A challenging summer

Summer in Nova Scotia has come to mean a number of things: warm sunny days at the beach for those who can, travel and festivals for those with means, and simple pleasures like the bounty of fresh strawberries and other local produce in season.

But we have also been watching the news in recent days, and we see the evidence of failed public policy being swept under the rug while far too many are distracted by their privilege. Police have continued their attacks on those unable to find secure housing during the worst housing crisis in recent history, and the allowances offered for those seeking subsistence shelter are precarious and inadequate. The reports on the failures of the RCMP to protect the public from the worst mass shooting in Canadian history have continued. Public health officials have lifted what remaining public health measures remained to protect vulnerable populations from rising rates of COVID-19. Discrimination continues to be evident in decisions regarding public health funding and staffing for Pride Health.

Our staff, members and social justice committee members continue to work to advance an alternative vision of what public policy can be, grounded in evidence based principles of decolonization and justice.

Therefore, we take this opportunity to stand in solidarity with the people of Nova Scotia that we are mandated to protect, and to align our advocacy with public service workers everywhere, who are underpaid and under-supported in the vicarious trauma that comes with jobs in the helping professions. We continue to advocate for increased funding and support for those policies that can work upstream to transform our province into one where all people can thrive.

As Halifax’s government and police seek to evict residents of Meagher Park, also known as People’s Park, we want to remind our elected leaders once again that there is another way.
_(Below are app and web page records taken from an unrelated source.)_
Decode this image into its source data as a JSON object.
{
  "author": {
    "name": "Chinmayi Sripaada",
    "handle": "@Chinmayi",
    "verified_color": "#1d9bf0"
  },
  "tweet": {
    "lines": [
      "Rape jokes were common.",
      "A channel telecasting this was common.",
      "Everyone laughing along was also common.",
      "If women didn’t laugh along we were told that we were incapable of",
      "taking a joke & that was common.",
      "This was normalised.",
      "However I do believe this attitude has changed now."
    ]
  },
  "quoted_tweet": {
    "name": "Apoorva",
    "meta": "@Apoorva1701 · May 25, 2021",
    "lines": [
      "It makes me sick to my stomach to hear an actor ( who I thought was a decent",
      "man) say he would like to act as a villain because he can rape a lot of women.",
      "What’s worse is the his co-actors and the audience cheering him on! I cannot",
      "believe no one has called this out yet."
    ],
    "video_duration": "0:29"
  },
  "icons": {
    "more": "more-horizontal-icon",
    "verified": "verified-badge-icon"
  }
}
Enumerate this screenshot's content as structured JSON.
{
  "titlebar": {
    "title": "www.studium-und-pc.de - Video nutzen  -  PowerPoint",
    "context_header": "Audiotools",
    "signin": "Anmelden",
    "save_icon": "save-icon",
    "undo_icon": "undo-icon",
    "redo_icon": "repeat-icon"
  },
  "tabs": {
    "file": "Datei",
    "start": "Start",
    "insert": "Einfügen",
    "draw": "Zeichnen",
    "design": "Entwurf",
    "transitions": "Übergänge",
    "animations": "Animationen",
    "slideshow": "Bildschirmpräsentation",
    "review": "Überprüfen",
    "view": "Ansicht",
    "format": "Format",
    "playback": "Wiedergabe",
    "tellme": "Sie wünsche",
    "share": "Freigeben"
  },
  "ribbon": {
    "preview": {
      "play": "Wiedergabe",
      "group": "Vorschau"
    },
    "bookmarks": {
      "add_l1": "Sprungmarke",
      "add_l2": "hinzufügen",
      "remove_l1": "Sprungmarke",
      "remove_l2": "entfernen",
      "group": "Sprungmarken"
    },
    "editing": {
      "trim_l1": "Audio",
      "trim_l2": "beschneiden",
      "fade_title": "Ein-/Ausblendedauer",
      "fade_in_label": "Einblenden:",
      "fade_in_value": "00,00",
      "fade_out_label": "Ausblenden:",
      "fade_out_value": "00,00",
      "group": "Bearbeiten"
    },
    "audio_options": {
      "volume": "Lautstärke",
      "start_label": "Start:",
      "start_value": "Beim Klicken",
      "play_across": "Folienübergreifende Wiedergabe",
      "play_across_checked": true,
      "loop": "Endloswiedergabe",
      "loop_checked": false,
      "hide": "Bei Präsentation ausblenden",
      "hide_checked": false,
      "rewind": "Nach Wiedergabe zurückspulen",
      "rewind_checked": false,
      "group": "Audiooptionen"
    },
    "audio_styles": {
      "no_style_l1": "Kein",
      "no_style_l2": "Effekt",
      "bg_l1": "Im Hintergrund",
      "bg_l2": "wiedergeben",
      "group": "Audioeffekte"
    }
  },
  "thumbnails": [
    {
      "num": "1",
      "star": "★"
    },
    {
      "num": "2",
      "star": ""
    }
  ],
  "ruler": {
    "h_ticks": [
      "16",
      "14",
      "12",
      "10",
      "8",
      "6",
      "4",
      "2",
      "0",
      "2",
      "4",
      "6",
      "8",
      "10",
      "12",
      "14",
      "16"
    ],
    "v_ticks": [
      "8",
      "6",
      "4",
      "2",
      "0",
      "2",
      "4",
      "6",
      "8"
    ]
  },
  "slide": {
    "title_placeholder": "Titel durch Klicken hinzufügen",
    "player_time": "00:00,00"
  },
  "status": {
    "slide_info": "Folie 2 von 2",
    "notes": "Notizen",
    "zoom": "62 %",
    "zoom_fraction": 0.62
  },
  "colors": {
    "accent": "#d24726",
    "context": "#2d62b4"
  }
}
It is possible to create public policy that can solve the underlying causes of poverty and homelessness, rather than criminalize the symptoms of a policy that has failed to actualize its stated electoral goals.

Tags: housing
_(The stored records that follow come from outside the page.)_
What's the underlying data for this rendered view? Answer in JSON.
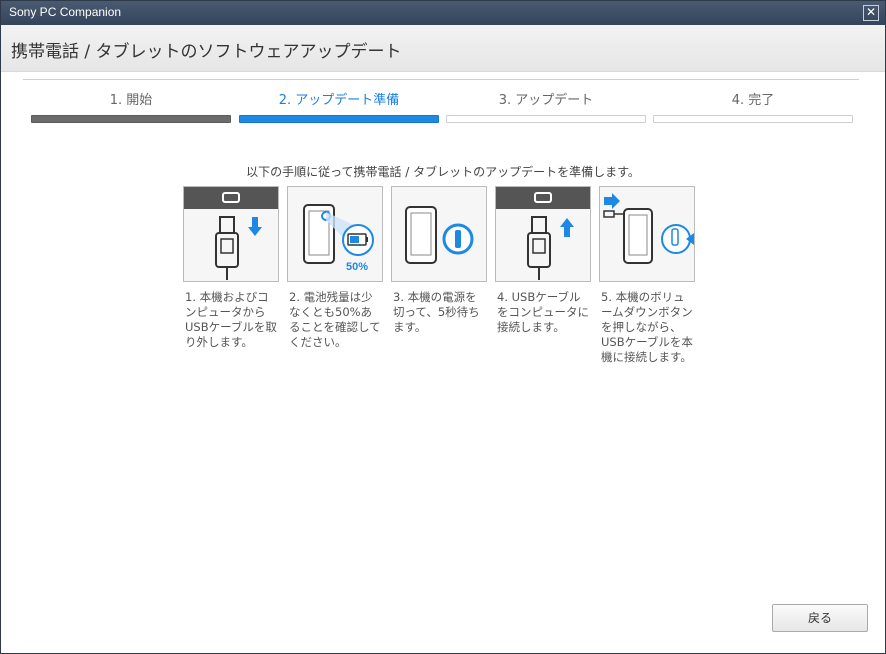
{
  "window": {
    "title": "Sony PC Companion",
    "close_icon": "close-icon"
  },
  "header": {
    "title": "携帯電話 / タブレットのソフトウェアアップデート"
  },
  "steps": [
    {
      "label": "1. 開始",
      "state": "done"
    },
    {
      "label": "2. アップデート準備",
      "state": "active"
    },
    {
      "label": "3. アップデート",
      "state": "pending"
    },
    {
      "label": "4. 完了",
      "state": "pending"
    }
  ],
  "instruction": "以下の手順に従って携帯電話 / タブレットのアップデートを準備します。",
  "cards": [
    {
      "icon": "usb-unplug-icon",
      "caption": "1. 本機およびコンピュータからUSBケーブルを取り外します。"
    },
    {
      "icon": "battery-check-icon",
      "caption": "2. 電池残量は少なくとも50%あることを確認してください。",
      "badge": "50%"
    },
    {
      "icon": "power-off-icon",
      "caption": "3. 本機の電源を切って、5秒待ちます。"
    },
    {
      "icon": "usb-plug-icon",
      "caption": "4. USBケーブルをコンピュータに接続します。"
    },
    {
      "icon": "volume-button-connect-icon",
      "caption": "5. 本機のボリュームダウンボタンを押しながら、USBケーブルを本機に接続します。"
    }
  ],
  "colors": {
    "accent": "#1e88e5",
    "done": "#6b6b6b"
  },
  "footer": {
    "back_label": "戻る"
  }
}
Leave a Reply

Your email address will not be published.

mail_outline